The second half of 2018 had a large influx of homes that came to market, and an interest rate jump which created a gap between supply and demand. Buyers enjoyed some negotiations and credits in the fall and winter due to more selection, but as interest rates reduced in the first quarter,we saw demand increase. This is helping to absorb inventory and reduce the average days on market it takes to sell a home. Median price is up 6% complete year-over-year, which is still higher than the 4% norm, but much less than the unsustainable 14% gains from 2017 to 2018. This balancing out in the market has been a positive phenomenon as affordability has been a challenge for many. Both sellers and buyers are finding great opportunities in the current market.

This is only a snapshot of the trends on the Eastside; please contact me if you would like further explanation of how the latest trends relate to you.


Posted on April 12, 2019 at 8:01 pm
Brian Hayter | Posted in Community Info |

Seattle Metro Quarterly Market Trends–Q1 2019

Months of inventory was reduced as we finished out the first quarter of 2019. Months of inventory is the

amount of months it would take to sell out of homes if no new listings came to market. This illustrates the balance between supply and demand. We peaked at 2.5 months in November of 2018 and found ourselves at 1.2 month this March.
The first quarter of 2019 saw 2,456 new listings and 1,892 pending sales-demand tracked quite well with supply! It remains a seller’s market (0-3 months of inventory), but not as constricted of a market as last year, which saw an average of 0.7 months in the first quarter compared to 1.5 months this year. As we head into spring, we should see continued growth in new listings and demand will be strong, fueled by low interest rates and positive jobs reports.
The second half of 2018 had a large influx of homes that came to market, and an interest rate jump which created a gap between supply and demand. Buyers enjoyed some negotiations and credits in the fall and winter due to more selection, but as interest rates reduced in the first quarter,we saw demand increase. This is helping to absorb inventory and reduce the average days on market it takes to sell a home. Median price is up 5% complete year-over-year, which is still higher than the 4% norm, but much less than the unsustainable 16% gains from 2017 to 2018. This balancing out in the market has been a positive phenomenon as affordability has been a challenge for many. Both sellers and buyers are finding great opportunities in the current market.
This is only a snapshot of the trends in the Seattle Metro area; please contact me if you would like further explanation of how the latest trends relate to you

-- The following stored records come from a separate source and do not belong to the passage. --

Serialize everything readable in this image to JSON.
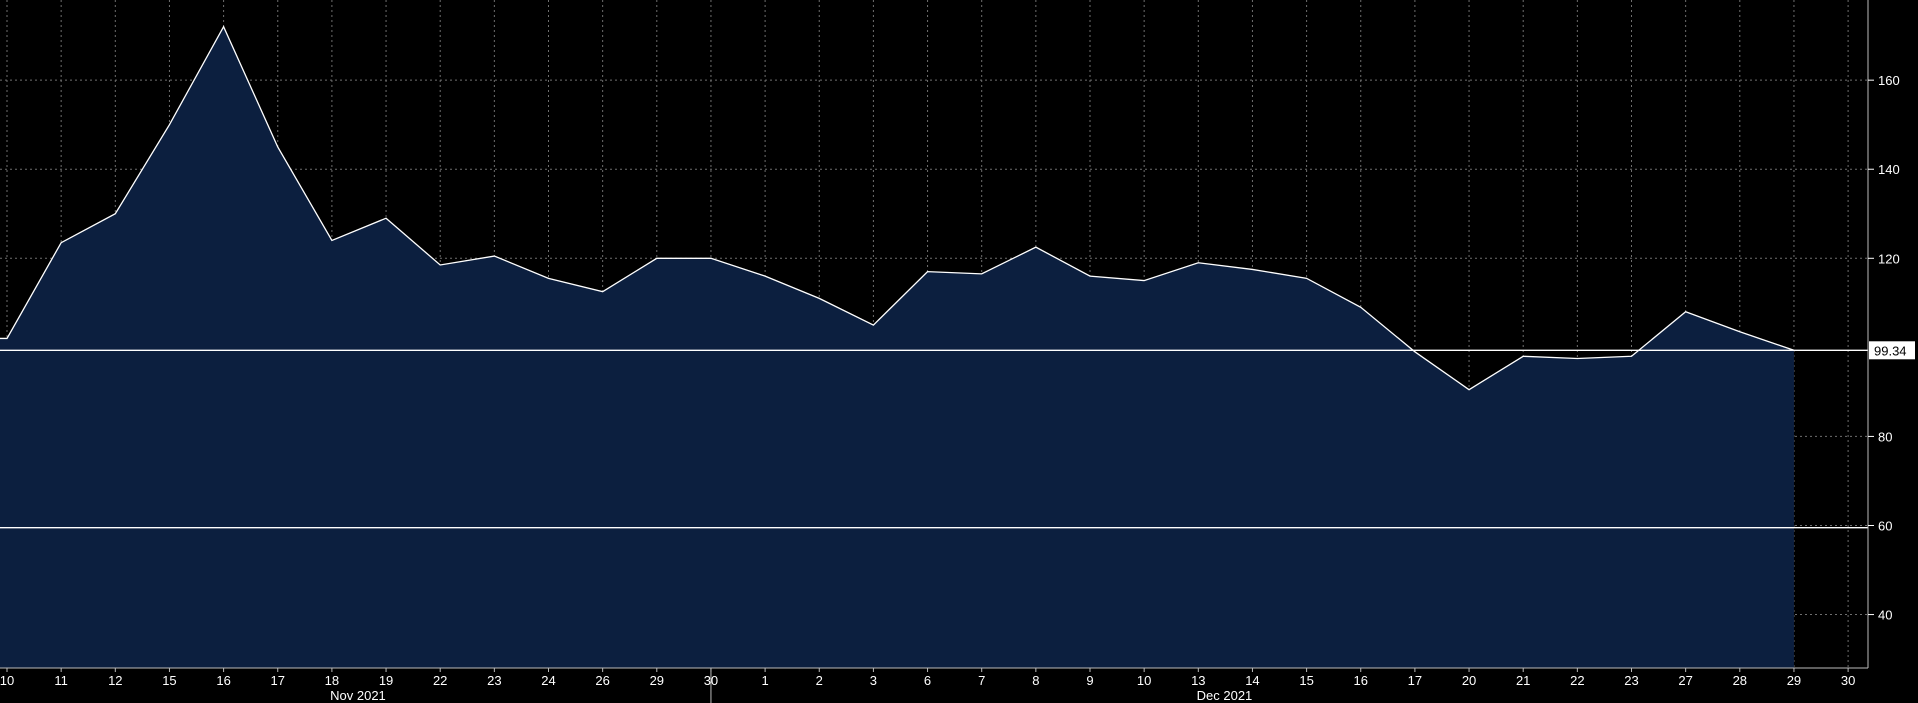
{
  "chart_data": {
    "type": "area",
    "x": [
      "10",
      "11",
      "12",
      "15",
      "16",
      "17",
      "18",
      "19",
      "22",
      "23",
      "24",
      "26",
      "29",
      "30",
      "1",
      "2",
      "3",
      "6",
      "7",
      "8",
      "9",
      "10",
      "13",
      "14",
      "15",
      "16",
      "17",
      "20",
      "21",
      "22",
      "23",
      "27",
      "28",
      "29"
    ],
    "series": [
      {
        "values": [
          102,
          123.5,
          130,
          150,
          172,
          145,
          124,
          129,
          118.5,
          120.5,
          115.5,
          112.5,
          120,
          120,
          116,
          111,
          105,
          117,
          116.5,
          122.5,
          116,
          115,
          119,
          117.5,
          115.5,
          109,
          99,
          90.5,
          98,
          97.5,
          98,
          108,
          103.5,
          99.34
        ]
      }
    ],
    "x_tick_labels": [
      "10",
      "11",
      "12",
      "15",
      "16",
      "17",
      "18",
      "19",
      "22",
      "23",
      "24",
      "26",
      "29",
      "30",
      "1",
      "2",
      "3",
      "6",
      "7",
      "8",
      "9",
      "10",
      "13",
      "14",
      "15",
      "16",
      "17",
      "20",
      "21",
      "22",
      "23",
      "27",
      "28",
      "29",
      "30"
    ],
    "month_labels": [
      "Nov 2021",
      "Dec 2021"
    ],
    "y_ticks": [
      40,
      60,
      80,
      120,
      140,
      160
    ],
    "ylim": [
      28,
      178
    ],
    "reference_lines": [
      99.34,
      59.5
    ],
    "last_value_label": "99.34",
    "grid": true,
    "colors": {
      "background": "#000000",
      "area_fill": "#0c1f3f",
      "line": "#ffffff",
      "grid": "#6f6f6f",
      "text": "#ffffff"
    }
  }
}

Posted on April 12, 2019 at 7:29 pm
Brian Hayter | Posted in Community Info |